The American Cancer Society has a program called "Fresh Start". This is an EXCELLENT program, and the price is right ($0.00)! What they do, is give you practical ideas and methods of dealing with those "cravings" and how to avoid the "habits" and how to survive smoke free. Make NO mistake about it; smoking is an extremely addictive habit with an enormous psychological addiction as well as the physical component. If you read the package inserts that come with all of the patches, gums, etc, they will ALL say something like " this product is best when used in conjunction with a 'complete' smoking cessation program ". In other words, their product will only take care of the physical component of the addiction, but will not do squat for the more powerful psychological component. On the brighter side of statistics, for every time you try to quit smoking and fail, your chance of succeeding the next time actually increases! So, there is hope, as long as you keep trying.
If you enjoy smoking, why do you bother to put an SCBA on at all? Along those same lines, we ALL need to watch out for how soon we take off those SCBA's. Fire is out, and we take off the SCBA's during overhaul ops, right when the products of incomplete combustion are at their thickest and when the ventilation is at the poorest. Positive pressure ventilation techniques are excellent, but it may be turned off too soon. I'll get out my "crystal ball" and predict that within 10 to 15 years, firefighters will change out of their SCBA's during overhaul and into a canister, half mask respirator of some type.
We know why our brother and sister firefighters die. Now it is our duty to figure out just what can we do to prevent it! I offer the following:
The benefits of daily aspirin to reduce risk of heart attack, are well documented in the medical journals. Until we have better research on why firefighters as an occupation have a high death rate from heart disease, it would seem only reasonable for firefighters to take a daily aspirin. A single baby aspirin is all that is needed on a daily basis. As long as you do not have a blood clotting disorder (hemophelia, etc), one adult aspirin per day will also work. I would recommend that firefighters 35 years of age and older take one baby aspirin daily.
All this has been easy enough to say, but it is harder to accomplish. The first step in finding a solution to any problem is to admit that a problem exists. We've done that.
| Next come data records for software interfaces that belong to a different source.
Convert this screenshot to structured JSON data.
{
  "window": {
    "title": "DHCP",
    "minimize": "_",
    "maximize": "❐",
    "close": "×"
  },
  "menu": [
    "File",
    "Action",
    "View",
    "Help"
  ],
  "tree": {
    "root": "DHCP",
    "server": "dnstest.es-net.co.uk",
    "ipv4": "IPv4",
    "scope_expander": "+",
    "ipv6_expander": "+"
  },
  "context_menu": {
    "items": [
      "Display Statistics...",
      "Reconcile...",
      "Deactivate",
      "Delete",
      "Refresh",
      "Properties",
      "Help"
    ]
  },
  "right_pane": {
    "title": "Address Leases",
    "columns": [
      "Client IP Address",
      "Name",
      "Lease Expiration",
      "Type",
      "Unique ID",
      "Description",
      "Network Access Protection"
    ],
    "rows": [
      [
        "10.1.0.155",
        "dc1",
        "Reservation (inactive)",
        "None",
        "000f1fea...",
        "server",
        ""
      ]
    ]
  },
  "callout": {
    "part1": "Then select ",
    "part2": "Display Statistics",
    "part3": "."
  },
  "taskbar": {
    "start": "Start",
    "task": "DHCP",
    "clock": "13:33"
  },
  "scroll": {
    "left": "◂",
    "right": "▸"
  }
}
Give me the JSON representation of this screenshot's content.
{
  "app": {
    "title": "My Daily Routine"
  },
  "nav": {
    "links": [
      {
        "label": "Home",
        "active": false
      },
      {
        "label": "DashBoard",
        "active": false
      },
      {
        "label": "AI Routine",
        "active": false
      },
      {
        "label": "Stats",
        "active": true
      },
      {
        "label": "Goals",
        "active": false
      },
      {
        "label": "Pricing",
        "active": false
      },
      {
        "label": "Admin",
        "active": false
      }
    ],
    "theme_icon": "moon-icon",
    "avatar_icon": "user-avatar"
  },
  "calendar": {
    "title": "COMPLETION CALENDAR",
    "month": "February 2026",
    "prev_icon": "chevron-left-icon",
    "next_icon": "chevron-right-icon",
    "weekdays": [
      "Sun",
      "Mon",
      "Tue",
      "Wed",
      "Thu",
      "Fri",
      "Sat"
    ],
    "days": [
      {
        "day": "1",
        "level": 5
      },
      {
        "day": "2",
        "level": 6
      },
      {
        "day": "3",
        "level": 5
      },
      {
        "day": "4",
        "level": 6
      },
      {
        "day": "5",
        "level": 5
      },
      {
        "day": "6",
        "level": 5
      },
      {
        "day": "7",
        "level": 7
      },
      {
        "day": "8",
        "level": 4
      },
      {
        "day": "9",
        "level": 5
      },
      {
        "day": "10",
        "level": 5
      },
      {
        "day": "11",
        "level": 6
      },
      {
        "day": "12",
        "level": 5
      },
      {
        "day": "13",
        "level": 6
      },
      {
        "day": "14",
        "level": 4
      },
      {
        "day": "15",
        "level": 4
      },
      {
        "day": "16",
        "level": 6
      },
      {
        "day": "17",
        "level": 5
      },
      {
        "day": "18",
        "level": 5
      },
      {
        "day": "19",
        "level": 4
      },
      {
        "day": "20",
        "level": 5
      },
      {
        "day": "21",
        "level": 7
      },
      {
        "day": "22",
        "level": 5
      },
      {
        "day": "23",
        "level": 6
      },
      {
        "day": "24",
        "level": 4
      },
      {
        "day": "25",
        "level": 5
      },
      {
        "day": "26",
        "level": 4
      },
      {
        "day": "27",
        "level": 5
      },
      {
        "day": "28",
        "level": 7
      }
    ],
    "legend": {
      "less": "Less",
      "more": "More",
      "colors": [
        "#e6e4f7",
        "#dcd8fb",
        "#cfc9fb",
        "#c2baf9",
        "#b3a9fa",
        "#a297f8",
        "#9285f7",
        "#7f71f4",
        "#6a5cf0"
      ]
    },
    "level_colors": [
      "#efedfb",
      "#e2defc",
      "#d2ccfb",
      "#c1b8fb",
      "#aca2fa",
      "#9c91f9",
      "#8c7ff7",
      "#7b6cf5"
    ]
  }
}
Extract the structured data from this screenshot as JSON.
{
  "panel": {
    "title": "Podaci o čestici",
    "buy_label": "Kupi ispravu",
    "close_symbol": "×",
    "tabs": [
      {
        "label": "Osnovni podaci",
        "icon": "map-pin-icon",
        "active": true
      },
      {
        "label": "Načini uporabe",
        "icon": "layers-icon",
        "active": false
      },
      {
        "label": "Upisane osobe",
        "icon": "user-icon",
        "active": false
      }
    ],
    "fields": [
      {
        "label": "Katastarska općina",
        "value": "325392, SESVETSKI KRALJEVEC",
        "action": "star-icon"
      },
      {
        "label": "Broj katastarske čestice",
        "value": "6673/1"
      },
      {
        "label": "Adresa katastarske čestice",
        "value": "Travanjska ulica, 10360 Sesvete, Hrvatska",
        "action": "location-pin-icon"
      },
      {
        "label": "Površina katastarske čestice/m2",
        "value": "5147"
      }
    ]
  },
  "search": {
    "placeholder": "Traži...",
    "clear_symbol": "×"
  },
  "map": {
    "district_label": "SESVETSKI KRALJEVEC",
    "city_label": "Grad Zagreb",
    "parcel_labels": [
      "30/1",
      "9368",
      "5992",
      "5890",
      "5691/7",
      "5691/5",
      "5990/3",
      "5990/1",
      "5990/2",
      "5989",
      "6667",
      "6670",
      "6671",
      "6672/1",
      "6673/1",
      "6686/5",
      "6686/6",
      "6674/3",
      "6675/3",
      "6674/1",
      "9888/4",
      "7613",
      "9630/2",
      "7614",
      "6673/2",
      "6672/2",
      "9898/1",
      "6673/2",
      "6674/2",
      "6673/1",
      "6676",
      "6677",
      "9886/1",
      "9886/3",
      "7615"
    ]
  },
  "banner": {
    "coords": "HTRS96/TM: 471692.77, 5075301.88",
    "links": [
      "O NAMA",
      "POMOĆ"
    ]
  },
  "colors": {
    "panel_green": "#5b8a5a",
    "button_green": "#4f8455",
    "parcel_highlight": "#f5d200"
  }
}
Now let's get on with the easy part.
So, I'll step off the soapbox, and wait for the comments to fly.
Charles E. Truthan, DO, FACOFP
President & Medical Director, F.D. Doc®
F.D. Doc- www.FD-Doc.com
25 Years Fire Service Experience
Member of Advisory Board, The American Firefighter
Editor's note: Our thanks to "Doc T." for his many contributions to this nations fire service. His "pull no punches" articles are very much appreciated